‘Barebacking’ Common Among Gay and Bisexual Men, CDC Study Finds
" Barebacking" -- intentionally having unprotected anal sex, usually outside of a monogamous relationship -- is "relatively common" among gay and bisexual men, according to a CDC study published in the March issue of the journal AIDS, Reuters Health reports. CDC researchers found through interviews that 70% of 554 gay or bisexual men were familiar with the term "barebacking," and of those, 14% reported engaging in the practice at least once in the previous two years. The most commonly cited reason for engaging in unprotected anal sex was "greater physical stimulation," followed by "feeling emotionally connected" with a partner. Researchers said they are concerned about the relatively high prevalence of the practice, especially because 22% of the men who had barebacked within the previous 24 months identified themselves as HIV-positive. "Intentional unprotected anal sex with non-primary partners is a health concern for gay communities because of the risk of transmitting HIV or other sexually transmitted diseases to uninfected men, including treatment-resistant strains," lead author Dr. Gordon Mansergh said, calling for new "holistic and wellness lifestyle approaches" targeted at gay and bisexual men who engage in the practice.
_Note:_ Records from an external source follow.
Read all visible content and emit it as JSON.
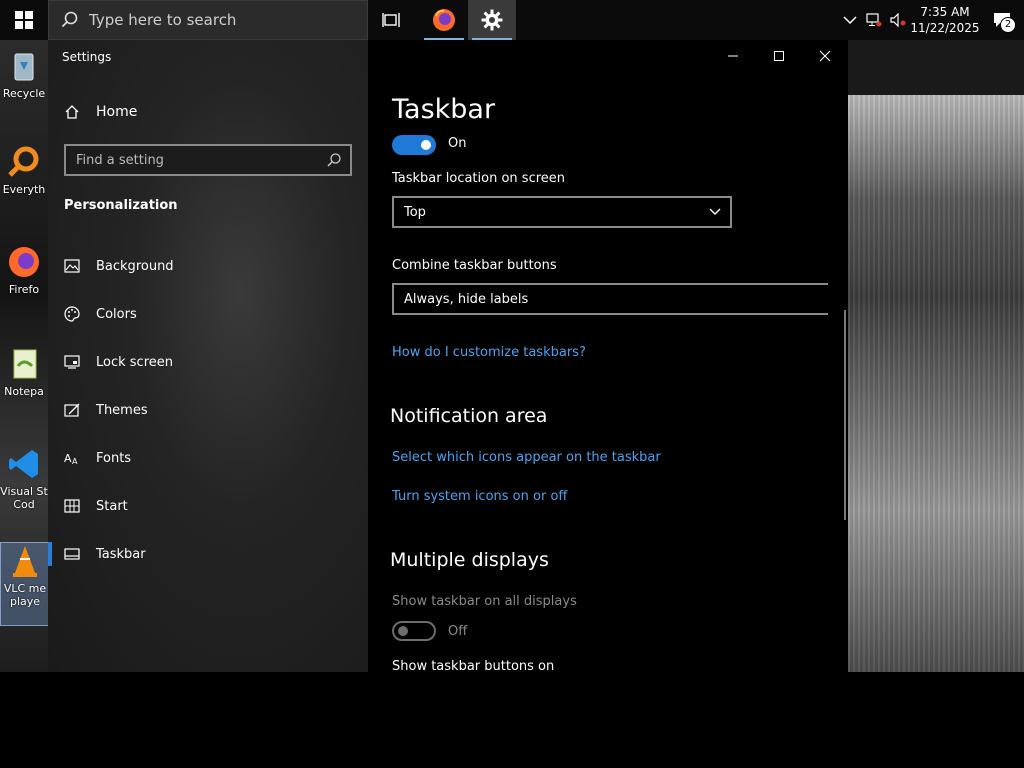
{
  "taskbar": {
    "search_placeholder": "Type here to search",
    "clock_time": "7:35 AM",
    "clock_date": "11/22/2025",
    "notifications_count": "2"
  },
  "desktop_icons": [
    {
      "label": "Recycle"
    },
    {
      "label": "Everyth"
    },
    {
      "label": "Firefo"
    },
    {
      "label": "Notepa"
    },
    {
      "label": "Visual St"
    },
    {
      "label": "Cod"
    },
    {
      "label": "VLC me"
    },
    {
      "label": "playe"
    }
  ],
  "settings": {
    "window_title": "Settings",
    "home_label": "Home",
    "find_placeholder": "Find a setting",
    "section_label": "Personalization",
    "nav": [
      {
        "label": "Background",
        "icon": "picture-icon"
      },
      {
        "label": "Colors",
        "icon": "palette-icon"
      },
      {
        "label": "Lock screen",
        "icon": "lock-screen-icon"
      },
      {
        "label": "Themes",
        "icon": "themes-icon"
      },
      {
        "label": "Fonts",
        "icon": "fonts-icon"
      },
      {
        "label": "Start",
        "icon": "start-icon"
      },
      {
        "label": "Taskbar",
        "icon": "taskbar-icon"
      }
    ],
    "selected_nav": "Taskbar"
  },
  "content": {
    "page_title": "Taskbar",
    "toggle_top_state": "On",
    "location_label": "Taskbar location on screen",
    "location_value": "Top",
    "combine_label": "Combine taskbar buttons",
    "combine_value": "Always, hide labels",
    "customize_link": "How do I customize taskbars?",
    "notification_heading": "Notification area",
    "select_icons_link": "Select which icons appear on the taskbar",
    "system_icons_link": "Turn system icons on or off",
    "multiple_heading": "Multiple displays",
    "show_all_label": "Show taskbar on all displays",
    "show_all_state": "Off",
    "show_buttons_label": "Show taskbar buttons on"
  },
  "colors": {
    "accent": "#1e7ad6",
    "link": "#4aa3f0",
    "window_bg": "#000000",
    "sidebar_bg": "#242424"
  }
}
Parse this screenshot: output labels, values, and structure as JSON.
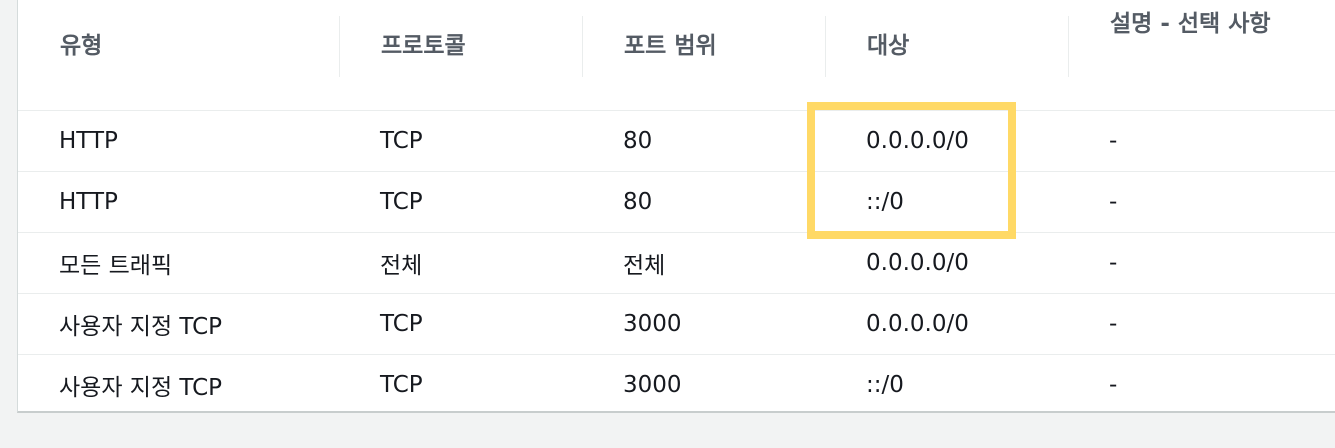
{
  "table": {
    "headers": [
      "유형",
      "프로토콜",
      "포트 범위",
      "대상",
      "설명 - 선택 사항"
    ],
    "rows": [
      [
        "HTTP",
        "TCP",
        "80",
        "0.0.0.0/0",
        "-"
      ],
      [
        "HTTP",
        "TCP",
        "80",
        "::/0",
        "-"
      ],
      [
        "모든 트래픽",
        "전체",
        "전체",
        "0.0.0.0/0",
        "-"
      ],
      [
        "사용자 지정 TCP",
        "TCP",
        "3000",
        "0.0.0.0/0",
        "-"
      ],
      [
        "사용자 지정 TCP",
        "TCP",
        "3000",
        "::/0",
        "-"
      ]
    ]
  },
  "colors": {
    "highlight": "#ffd966",
    "header_text": "#545b64",
    "body_text": "#16191f",
    "page_background": "#f2f3f3"
  }
}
Marty Algaze, a spokesperson for the Gay Men's Health Crisis, said, "Gay men, especially younger men, who may not have lost any friends to the disease, still need to be reminded that even though it may feel emotionally and physically better to have unprotected anal sex, there is no cure for AIDS" (Reuters Health, 4/1).This is part of the KHN Morning Briefing, a summary of health policy coverage from major news organizations. Sign up for an email subscription.